The people of Houston, Texas got more than they bargained for when Hurricane Harvey struck their communities. Not only did they have to deal with the aftermath of the storm, but they also had to deal with displaced animal pests, rodents, and other pests.
For the families in Houston, it caused them many problems that most were not prepared to deal with. While we may not be dealing with the cleanup of hurricane damages in the Northeast, NJ wildlife control is on hand to help with any similar disasters that may occur here.
Help for Displaced Animals and Affected Families
This situation got way out of control for some people in this area. They were inundated with alligators, snakes, fire ants and other creatures. Of course, the animals and insects were at the mercy of the storm themselves. Many of them were looking for higher ground to escape the floodwaters that resulted from the hurricane. However, it was a very unfortunate situation.
How Our NYC and NJ Pest Wildlife Services Can Help Your Family
In the event of a storm in our local area, having to worry about pests and animals in your home or office should be the last thought on your mind. If you are ever in this situation, please know that here at Stern Environmental, we’re available to help you.
It’s comforting to know that you can call on professionals for assistance.
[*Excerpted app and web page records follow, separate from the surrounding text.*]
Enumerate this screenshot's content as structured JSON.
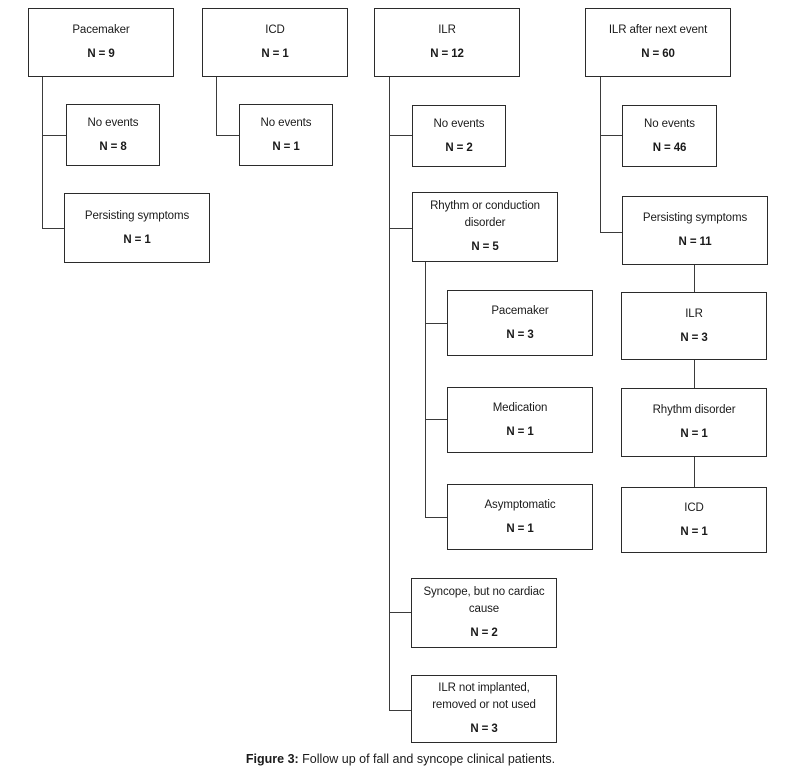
{
  "figure": {
    "caption_prefix": "Figure 3:",
    "caption_text": " Follow up of fall and syncope clinical patients.",
    "line_color": "#3b3b3b",
    "box_border_color": "#2b2b2b",
    "background_color": "#ffffff",
    "text_color": "#1a1a1a"
  },
  "columns": [
    {
      "id": "pacemaker-column",
      "root": {
        "label": "Pacemaker",
        "count": "N = 9"
      },
      "children": [
        {
          "label": "No events",
          "count": "N = 8"
        },
        {
          "label": "Persisting symptoms",
          "count": "N = 1"
        }
      ]
    },
    {
      "id": "icd-column",
      "root": {
        "label": "ICD",
        "count": "N = 1"
      },
      "children": [
        {
          "label": "No events",
          "count": "N = 1"
        }
      ]
    },
    {
      "id": "ilr-column",
      "root": {
        "label": "ILR",
        "count": "N = 12"
      },
      "children": [
        {
          "label": "No events",
          "count": "N = 2"
        },
        {
          "label": "Rhythm or conduction disorder",
          "count": "N = 5"
        },
        {
          "label": "Syncope, but no cardiac cause",
          "count": "N = 2"
        },
        {
          "label": "ILR not implanted, removed or not used",
          "count": "N = 3"
        }
      ],
      "grandchildren": [
        {
          "label": "Pacemaker",
          "count": "N = 3"
        },
        {
          "label": "Medication",
          "count": "N = 1"
        },
        {
          "label": "Asymptomatic",
          "count": "N = 1"
        }
      ]
    },
    {
      "id": "ilr-after-next-event-column",
      "root": {
        "label": "ILR after next event",
        "count": "N = 60"
      },
      "children": [
        {
          "label": "No events",
          "count": "N = 46"
        },
        {
          "label": "Persisting symptoms",
          "count": "N = 11"
        }
      ],
      "chain": [
        {
          "label": "ILR",
          "count": "N = 3"
        },
        {
          "label": "Rhythm disorder",
          "count": "N = 1"
        },
        {
          "label": "ICD",
          "count": "N = 1"
        }
      ]
    }
  ]
}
If you would like to get more information on our services, please contact us today.
Feral cats are susceptible to a variety of different diseases that are transmitted from cat to cat, and ones that are transmitted from animal species to humans. Feline AIDS, FIP, Feline Leukemia, and the most notable and worrisome disease is rabies. Rabies is contracted from cat to human via the bite of a cat.
This week my teen daughters and I made a run to the grocery store. One of the workers that we know happened to mention that there were two kittens outside under the grocery carts that were abandoned by the mother cat. Being cat lovers, my daughters asked if they could go see them. It did not occur to me that they were in any sort of danger so I said they could go. Oddly, a wildlife rescue person and her son also arrived who wanted to capture the two kittens. While I finished shopping they all scurried around trying to wrangle the two balls of fluff. As I walked outside, my I heard my daughter say “I got it” as she was pulling a kitten out from under the carts. Within a second the docile kitten turned on her and repeatedly dug its teeth deep into the flesh of her hand with claws tearing up her other hand and arm. Wanting to free my daughter, I ran to help and tried to grab the feral cat by the scruff. It was then that I was horribly bitten as well on the thumb.
The wildlife rescue lady rushed over, took possession of the kitten and put it in her car. As she continued to look for the second cat, we proceeded to gush blood profusely. A trip in the store yielded some help at the pharmacy where we were told that we must go to the hospital immediately because feral cats could have rabies.
Stern Environmental Group would like to take this opportunity to apologize to our faithful customers and readers. We were recently notified by some of our customers that they had received some very strange email messages which initially looked like they were coming from our company. Once investigated, we realized that our Stern Twitter account had been hacked by some unscrupulous people on November 4th and November 9th! Hacking into someone’s online business sources is completely shameful and unethical!
We would like all of our customers and readers to know that Stern never participates in spaming or phishing schemes. We will never contact you to ask you for any password or credit card information either. Stern strives to provide our readers with the most updated information about bed bugs, bed bug products, bed bug services, and other important pest and urban wildlife information. Through our extensive research and experience, we are able to bring you interesting and sometimes even funny stories that are directly linked to the industry that we are so passionate about.
If you ever receive any communication from Stern Environmental Group that seems to be out of the ordinary or meets any of the above criteria; we ask that you please contact us immediately so that we can take measures to stop this deceitful practice of others.
We do encourage you all to stop by our Twitter page and view some of our interesting topics and links.
As suburbia continues to spread outwards, more and more residents are encountering raccoons and other dangerous wildlife in their every day life. Raccoons, along with opossums, rats, mice and other rodents are responsible for transmitting dangerous diseases to humans. Eight residents in Long Beach, California with ages ranging from 1 to 59 years old have recently been diagnosed with typhus. Typhus is not transmitted from human to human contact; rather it is spread by fleas that have hosted on various animals like the ones mentioned above. Luckily for these folks in California, although typhus is unpleasant to contract, it rarely causes death and can be treated with antibiotics.
When dealing with wildlife, rabies should always be a top concern. Rabies is most commonly found in raccoons, skunks, bats, foxes and coyotes, but any warm blooded animal can pass rabies onto people.
While feral cats can be valuable to neighborhoods in New York City, they can be a public nuisance as well. They can help to reduce the rat problem that is causing great concern for New Yorkers, but they are known to make a lot of noise when they are fighting and mating, which can make people lose sleep and peace of mind. Also, some feral cats carry rabies as well as parasites that can cause various health problems.
Feral cats live in colonies. They can reproduce rapidly and create lots of problems in the neighborhoods. The Feral Cat Initiative has been established to manage the feral cat problems in NYC in a humane way. Teams are sent to various neighborhoods to catch feral cats and send them to centers where they will be vaccinated and neutered or spayed. Then, they will be returned to their colonies. This will control the population of feral cats as well as the spread of rabies, and it will make the neighborhoods quieter too.